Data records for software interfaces
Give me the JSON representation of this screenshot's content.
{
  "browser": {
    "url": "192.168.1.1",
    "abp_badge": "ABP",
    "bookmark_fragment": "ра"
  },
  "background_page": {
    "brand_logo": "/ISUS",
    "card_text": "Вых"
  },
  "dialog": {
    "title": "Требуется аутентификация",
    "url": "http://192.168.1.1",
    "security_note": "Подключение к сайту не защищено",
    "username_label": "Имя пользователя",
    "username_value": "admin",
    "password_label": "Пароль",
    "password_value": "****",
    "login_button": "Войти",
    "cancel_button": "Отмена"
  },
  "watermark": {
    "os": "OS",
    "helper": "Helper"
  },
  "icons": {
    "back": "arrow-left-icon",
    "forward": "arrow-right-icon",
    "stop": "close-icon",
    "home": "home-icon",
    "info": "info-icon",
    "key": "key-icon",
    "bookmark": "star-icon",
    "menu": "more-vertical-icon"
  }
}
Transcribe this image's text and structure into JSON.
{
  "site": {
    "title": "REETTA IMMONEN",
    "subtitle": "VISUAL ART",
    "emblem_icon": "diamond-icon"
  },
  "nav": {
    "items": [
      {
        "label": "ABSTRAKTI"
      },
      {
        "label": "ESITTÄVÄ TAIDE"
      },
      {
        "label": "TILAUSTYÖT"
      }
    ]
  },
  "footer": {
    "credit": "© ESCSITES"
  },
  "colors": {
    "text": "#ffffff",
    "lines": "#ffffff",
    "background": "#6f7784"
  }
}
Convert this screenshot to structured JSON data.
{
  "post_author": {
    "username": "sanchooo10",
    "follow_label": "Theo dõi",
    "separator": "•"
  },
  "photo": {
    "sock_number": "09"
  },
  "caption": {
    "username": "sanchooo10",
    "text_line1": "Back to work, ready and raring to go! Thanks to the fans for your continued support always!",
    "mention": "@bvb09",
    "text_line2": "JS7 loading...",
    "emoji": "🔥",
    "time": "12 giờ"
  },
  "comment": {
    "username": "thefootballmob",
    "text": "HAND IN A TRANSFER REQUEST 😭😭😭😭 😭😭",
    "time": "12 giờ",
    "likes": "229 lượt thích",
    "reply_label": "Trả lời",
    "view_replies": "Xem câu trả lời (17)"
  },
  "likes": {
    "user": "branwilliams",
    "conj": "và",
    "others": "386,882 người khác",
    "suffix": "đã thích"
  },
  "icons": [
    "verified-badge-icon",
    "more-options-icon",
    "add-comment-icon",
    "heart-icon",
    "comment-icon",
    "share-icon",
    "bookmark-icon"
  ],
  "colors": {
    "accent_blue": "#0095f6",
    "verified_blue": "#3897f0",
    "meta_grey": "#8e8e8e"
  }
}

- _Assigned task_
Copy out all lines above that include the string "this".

- _Response to the task_
Give me the JSON representation of this screenshot's content.
Transcribe this image's text and structure into JSON.
Convert this screenshot to structured JSON data.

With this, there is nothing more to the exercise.